It worked for Tom Wolfe in the late 1960s, and Radical Chic resulted. He didn’t take notes typically associated with direct quotation. And he was sans tape recorder. He tapped his memory. But no one denied that Wolfe, a “new journalism” avatar, had captured the au courant societal scene at Leonard Bernstein’s fund-raising soiree for the Black Panther Defense Fund.
Wolfe was there as pop-sociologist and para-journalist. And he nailed it, over-the-top, white-guilt ambience and all.
Fast forward a half century or so.
A reporter for the Italian newspaper La Republica has apparently quoted Pope Francis from memory alone. Vatican officials are reportedly not pleased. The interviewer was not soliciting comments on Argentina’s World Cup final with Germany. The subject was sex abuse scandals.

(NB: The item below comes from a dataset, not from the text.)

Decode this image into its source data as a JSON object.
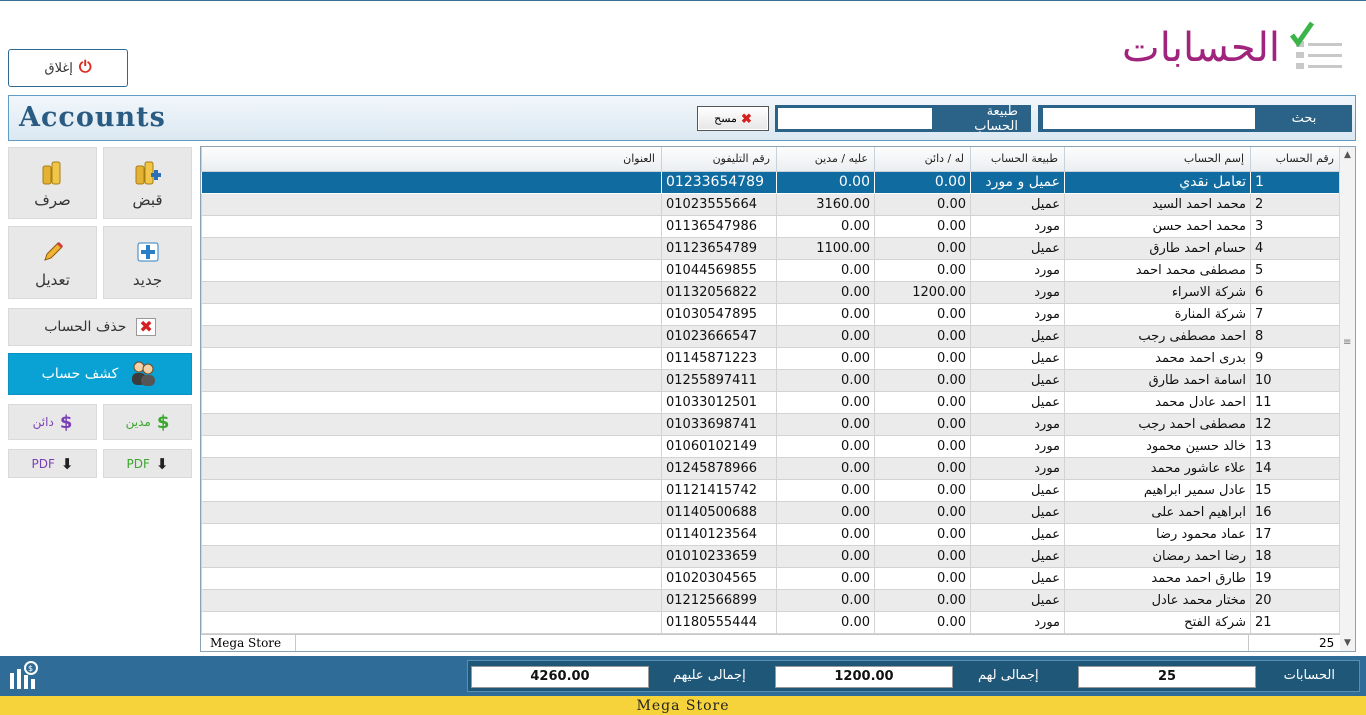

La Republica quoted the pope as saying that the pedophiles include “priests and even bishops and cardinals”–about “2 percent” of Roman Catholic clerics overall. For those keeping count, that’s about 8,000 clerics. It’s “a leprosy in our home,” underscored the pope, according to La Republica.
Of course, media and journalism have undergone a sea change since Wolfe was passing along the insider optics of Radical Chic and Mau-Mauing the Flak Catchers.
But some things should be immutable. You don’t interview the pope–or the president–the same way you chat up fund-raiser attendees or in-your-face activists. When world leaders weigh in, their words impact. While others may parse them, those literal words need to be verifiable–either through recordings or transcriptions.
Tom Wolfe, for example, would not have exited a Richard Nixon interview and quoted him from memory. That wouldn’t be new journalism. That would be shoddy journalism. Pope Francis deserved better.